- Make simple swaps. Swap out your sandwich for a wrap using a low carb tortilla for the same flavor but fewer calories. Use fat-free Greek yogurt instead of sour cream. Cook up some ground turkey instead of beef for taco night or chili.
- Move more. Experts recommend getting 10,000 steps a day. While that may seem daunting, minor changes can add up quickly. Bring groceries in from the car one bag at a time instead of loading your arms up to take them in all at once. Take an extra lap around the block when walking your dog.
- Boost your heart rate. Once you’ve become accustomed to moving more, it’s time to ramp up your heart rate. Incorporate some lunges into your walks or increase your speed to a slow jog for one minute, then walk for two minutes. This will gradually improve your cardiovascular health and burn more calories, thereby helping you keep your blood sugar lower and more even.
Other complications come along with diabetes, and being watchful of them is just as important as monitoring your blood glucose levels.
- Check your feet. Even if you feel fine, check your feet, especially your toes, every day. Nerve damage to the legs and feet is a common complication of type 2 diabetes. Along with poor blood circulation, another common complication, it can lead to ulcers and sores on the feet. If these go unnoticed or untreated, it could lead to irreversible damage to the feet or toes. Be aware of any abnormalities and call your doctor if you see anything unusual.

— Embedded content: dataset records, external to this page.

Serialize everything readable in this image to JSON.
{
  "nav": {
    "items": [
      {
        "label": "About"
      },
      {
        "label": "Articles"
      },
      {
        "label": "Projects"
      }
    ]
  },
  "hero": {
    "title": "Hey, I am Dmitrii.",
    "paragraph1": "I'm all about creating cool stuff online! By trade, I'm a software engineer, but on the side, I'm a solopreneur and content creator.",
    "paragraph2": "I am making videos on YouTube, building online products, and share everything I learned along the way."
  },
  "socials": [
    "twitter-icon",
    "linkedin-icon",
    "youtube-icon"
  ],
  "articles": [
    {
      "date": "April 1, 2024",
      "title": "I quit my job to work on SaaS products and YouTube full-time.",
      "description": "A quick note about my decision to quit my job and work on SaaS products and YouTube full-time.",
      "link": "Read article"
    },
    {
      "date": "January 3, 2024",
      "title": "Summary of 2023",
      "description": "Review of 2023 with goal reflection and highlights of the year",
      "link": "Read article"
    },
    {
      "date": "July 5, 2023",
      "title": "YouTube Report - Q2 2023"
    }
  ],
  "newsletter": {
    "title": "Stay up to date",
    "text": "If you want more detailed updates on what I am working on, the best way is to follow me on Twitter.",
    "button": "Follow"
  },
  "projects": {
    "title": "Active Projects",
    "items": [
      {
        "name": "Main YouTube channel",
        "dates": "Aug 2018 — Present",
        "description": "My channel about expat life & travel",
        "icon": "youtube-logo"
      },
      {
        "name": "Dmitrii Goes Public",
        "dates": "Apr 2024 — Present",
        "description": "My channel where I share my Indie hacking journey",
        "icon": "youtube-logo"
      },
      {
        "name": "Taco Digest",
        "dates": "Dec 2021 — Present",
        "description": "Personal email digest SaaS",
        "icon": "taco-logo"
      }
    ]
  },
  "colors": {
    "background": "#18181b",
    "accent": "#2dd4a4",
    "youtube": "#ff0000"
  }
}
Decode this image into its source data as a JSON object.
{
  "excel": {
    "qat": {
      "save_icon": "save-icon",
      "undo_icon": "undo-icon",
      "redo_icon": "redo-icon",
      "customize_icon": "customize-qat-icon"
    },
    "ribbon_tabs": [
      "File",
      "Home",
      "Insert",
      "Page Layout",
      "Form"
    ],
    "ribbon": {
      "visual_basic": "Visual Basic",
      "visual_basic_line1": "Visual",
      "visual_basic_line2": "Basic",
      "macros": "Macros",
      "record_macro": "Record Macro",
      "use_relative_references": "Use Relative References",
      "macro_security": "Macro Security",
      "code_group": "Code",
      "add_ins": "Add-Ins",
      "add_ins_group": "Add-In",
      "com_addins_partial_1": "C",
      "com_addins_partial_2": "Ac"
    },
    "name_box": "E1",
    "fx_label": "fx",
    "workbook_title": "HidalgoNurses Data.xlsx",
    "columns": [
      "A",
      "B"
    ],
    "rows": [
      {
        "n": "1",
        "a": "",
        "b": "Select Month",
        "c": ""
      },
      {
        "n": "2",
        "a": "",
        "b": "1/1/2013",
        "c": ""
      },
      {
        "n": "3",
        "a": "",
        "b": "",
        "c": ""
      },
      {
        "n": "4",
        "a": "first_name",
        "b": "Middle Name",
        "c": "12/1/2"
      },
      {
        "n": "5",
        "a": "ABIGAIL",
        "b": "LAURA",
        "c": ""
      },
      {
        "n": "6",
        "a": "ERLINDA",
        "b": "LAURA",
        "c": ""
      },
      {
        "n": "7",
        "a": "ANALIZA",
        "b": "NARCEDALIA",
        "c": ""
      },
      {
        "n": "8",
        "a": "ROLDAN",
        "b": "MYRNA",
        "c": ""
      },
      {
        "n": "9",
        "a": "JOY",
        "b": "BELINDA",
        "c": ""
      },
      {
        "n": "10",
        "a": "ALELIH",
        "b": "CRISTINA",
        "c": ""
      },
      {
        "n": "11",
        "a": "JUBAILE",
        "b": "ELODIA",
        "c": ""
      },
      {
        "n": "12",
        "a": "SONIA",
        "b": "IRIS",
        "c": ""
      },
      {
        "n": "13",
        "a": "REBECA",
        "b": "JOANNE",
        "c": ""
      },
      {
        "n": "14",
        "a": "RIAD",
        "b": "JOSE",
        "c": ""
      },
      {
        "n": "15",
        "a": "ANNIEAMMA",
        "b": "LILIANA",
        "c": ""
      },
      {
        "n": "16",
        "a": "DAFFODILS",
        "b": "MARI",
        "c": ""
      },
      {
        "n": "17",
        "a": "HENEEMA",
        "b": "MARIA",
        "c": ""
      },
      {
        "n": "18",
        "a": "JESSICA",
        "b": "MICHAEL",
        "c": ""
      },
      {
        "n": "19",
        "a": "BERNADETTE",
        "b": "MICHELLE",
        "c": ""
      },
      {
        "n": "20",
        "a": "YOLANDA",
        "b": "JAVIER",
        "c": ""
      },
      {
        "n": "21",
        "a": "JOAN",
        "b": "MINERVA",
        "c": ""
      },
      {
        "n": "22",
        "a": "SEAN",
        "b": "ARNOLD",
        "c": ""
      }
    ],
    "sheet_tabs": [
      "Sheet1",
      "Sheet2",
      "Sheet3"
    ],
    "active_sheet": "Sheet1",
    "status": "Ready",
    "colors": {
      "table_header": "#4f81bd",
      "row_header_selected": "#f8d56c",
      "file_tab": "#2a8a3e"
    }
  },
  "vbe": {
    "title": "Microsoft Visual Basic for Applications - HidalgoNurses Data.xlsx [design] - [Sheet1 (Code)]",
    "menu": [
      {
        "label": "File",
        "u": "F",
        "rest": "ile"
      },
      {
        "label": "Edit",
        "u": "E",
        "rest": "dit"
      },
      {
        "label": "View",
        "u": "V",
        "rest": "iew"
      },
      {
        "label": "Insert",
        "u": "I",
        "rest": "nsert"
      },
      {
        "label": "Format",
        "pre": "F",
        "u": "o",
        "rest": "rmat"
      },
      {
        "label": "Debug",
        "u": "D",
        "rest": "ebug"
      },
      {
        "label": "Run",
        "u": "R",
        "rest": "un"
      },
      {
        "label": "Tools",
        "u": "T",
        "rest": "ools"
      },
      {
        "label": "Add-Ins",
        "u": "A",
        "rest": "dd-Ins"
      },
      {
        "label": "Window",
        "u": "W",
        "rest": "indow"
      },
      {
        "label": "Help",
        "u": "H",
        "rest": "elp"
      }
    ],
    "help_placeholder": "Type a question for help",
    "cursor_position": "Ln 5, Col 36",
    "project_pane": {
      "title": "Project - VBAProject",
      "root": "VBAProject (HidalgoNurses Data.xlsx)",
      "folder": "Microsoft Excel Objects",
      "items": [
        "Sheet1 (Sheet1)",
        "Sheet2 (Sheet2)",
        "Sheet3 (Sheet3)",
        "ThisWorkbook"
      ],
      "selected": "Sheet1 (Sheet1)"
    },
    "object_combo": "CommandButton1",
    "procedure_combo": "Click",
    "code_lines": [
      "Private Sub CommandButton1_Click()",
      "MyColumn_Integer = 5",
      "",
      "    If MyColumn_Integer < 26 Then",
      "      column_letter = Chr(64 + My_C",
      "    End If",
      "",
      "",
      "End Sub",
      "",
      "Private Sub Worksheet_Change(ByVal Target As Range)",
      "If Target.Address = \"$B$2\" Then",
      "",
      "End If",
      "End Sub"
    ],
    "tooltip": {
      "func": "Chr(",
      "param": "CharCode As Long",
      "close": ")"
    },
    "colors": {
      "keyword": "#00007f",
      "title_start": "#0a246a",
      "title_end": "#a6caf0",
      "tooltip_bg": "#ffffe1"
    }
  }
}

- Visit your eye doctor regularly. Diabetic retinopathy causes vision loss and even blindness in people with diabetes. An annual dilated eye exam will help catch this condition early to help you protect your eyesight.
- Watch out for depression. Many people with diabetes also develop depression, which can impact how you manage your illness. If you feel you’re starting to feel down or hopeless, please seek help from a mental health professional.
Whether you’ve been diagnosed with type 1 or type 2 diabetes, keeping your blood sugar between 80 and 120 is critical to avoiding life-threatening side effects of blood sugar that is either too high or too low. Both can cause coma or death in extreme cases. Check your blood sugar often and be conscious of how much insulin you should give yourself based on how much and when you’re eating.
Living with diabetes doesn’t have to consume your time and mental space. Your dacadoo Digital Health Engagement Platform can help you stay on track with nutrition advice, motivation to keep active and goals to improve your mental health.